IT'S the kind of information black-out normally associated with Cold War spying sagas and other threats to the safety of the nation.
Page after page of official documents scored through with the censor's heavy black marker pen, with nothing - or next to nothing - deemed fit for the public eye.
Such tough action has been demanded by Scottish Parliament bosses to protect sensitive material surrounding a pressing matter facing Holyrood - the problem of pigeons plaguing the new parliament building.
The birds have been causing a nuisance at the 431 million award-winning building since before it opened last year, with pigeon muck and feathers getting through vents into MSPs' offices.
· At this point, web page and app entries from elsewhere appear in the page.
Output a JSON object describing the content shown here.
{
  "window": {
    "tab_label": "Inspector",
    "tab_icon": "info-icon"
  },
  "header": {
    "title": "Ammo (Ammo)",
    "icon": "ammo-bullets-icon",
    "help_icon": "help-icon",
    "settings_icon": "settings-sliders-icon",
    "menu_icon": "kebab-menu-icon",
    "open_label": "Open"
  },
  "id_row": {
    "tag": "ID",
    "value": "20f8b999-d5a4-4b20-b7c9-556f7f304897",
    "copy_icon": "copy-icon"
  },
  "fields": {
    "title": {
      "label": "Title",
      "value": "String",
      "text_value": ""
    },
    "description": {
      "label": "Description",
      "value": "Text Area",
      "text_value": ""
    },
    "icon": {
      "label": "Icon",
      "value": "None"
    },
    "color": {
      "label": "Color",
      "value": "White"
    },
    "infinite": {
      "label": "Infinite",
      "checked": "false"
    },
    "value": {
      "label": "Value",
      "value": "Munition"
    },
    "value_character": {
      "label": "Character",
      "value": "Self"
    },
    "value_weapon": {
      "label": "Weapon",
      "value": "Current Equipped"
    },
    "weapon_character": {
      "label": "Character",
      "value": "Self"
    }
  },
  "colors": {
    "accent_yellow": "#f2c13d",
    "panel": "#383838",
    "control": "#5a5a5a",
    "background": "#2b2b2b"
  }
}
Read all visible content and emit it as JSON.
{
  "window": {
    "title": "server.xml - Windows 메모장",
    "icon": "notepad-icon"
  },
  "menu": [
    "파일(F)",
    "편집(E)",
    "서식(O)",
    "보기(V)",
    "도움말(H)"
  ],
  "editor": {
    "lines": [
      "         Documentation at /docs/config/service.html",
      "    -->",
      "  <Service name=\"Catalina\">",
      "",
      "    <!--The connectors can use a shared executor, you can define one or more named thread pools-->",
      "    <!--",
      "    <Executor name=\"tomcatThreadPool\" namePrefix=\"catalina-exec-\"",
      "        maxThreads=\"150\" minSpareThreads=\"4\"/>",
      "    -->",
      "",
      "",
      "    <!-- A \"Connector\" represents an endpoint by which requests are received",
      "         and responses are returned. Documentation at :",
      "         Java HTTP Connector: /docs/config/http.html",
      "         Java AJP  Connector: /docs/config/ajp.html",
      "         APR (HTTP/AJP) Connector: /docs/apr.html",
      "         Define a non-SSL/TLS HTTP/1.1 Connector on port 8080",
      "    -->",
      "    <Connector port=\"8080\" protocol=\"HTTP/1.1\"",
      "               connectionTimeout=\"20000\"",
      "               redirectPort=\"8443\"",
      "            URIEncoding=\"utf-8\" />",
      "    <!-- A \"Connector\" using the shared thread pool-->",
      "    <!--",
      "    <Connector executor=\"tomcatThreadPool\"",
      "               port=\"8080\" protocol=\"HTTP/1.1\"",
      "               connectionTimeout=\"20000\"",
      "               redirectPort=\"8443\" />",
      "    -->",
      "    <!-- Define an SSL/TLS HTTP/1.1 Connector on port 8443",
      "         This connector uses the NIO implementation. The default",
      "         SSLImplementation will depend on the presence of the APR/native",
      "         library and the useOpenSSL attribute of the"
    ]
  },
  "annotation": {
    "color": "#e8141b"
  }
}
But a request under the Freedom of Information Act for documents showing how the parliament had addressed the issue produced 376 pages - most of them blacked out.
And today politicians demanded to know why the apparently innocuous matter of pigeons and their droppings should be surrounded by such secrecy.
The Evening News lodged the request on July 25 and it took the parliament two and a half months to produce the information.
But 149 of the pages are completely blacked out and a further 102 are blacked out except for the heading or sign-off of the document.
There are also many other deletions. And many of the pages which were not blacked out consisted simply of e-mails trying to arrange for meetings or the delivery of reports.
A covering letter justifies the withholding of the information on grounds it includes "personal information" or that its disclosure would harm commercial interests or would "prejudice the effective conduct of public affairs".
Details which have been deleted from the documents even include the names of MSPs complaining about pigeon muck and feathers in their offices.
One two-page letter was entirely deleted apart from the presiding officer's name at the end, not even saying to whom it was sent.
And a major 50-page report included in the file was completely blacked out, with not even the title of the report left visible. The Evening News has discovered that one of the documents withheld was a letter originally sent to Lothians MSP Margo MacDonald from a bird control company in the United States, suggesting an "electrical bird deterrent system". Heath Waldorf of Bell Bird Control said it involved an invisible strip wired to solar units on the rooftop which delivered a harmless electrical shock to "teach birds not to land there any more".
The letter was withheld by the parliament on the grounds it could "prejudice the effective conduct of public affairs".
Independent Lothians MSP Margo MacDonald joked that the pigeons must have got into parliament officials' office and messed up the files.
She said: "This makes a total mockery of the idea of freedom of information or else there is total cynicism operating among the parliament officials as regards the requirement on them to come clean on everything except matters of national security."
And Liberal Democrat MSP Donald Gorrie branded the parliament's stance "ridiculous".
"It's completely over the top. People will look at this and it's the usual attitude of secrecy which is what freedom of information was meant to change."
A parliament spokesman said: "Certain information has been withheld because it is either commercially confidential, relates to the free and frank exchange of views or is personal information which would be unfair to disclose." A spokeswoman for the Scottish Information Commissioner said they could not comment on the parliament's decision. But she said where parts of a document requested were exempt from release, public authorities were still expected to provide the parts that were not exempt.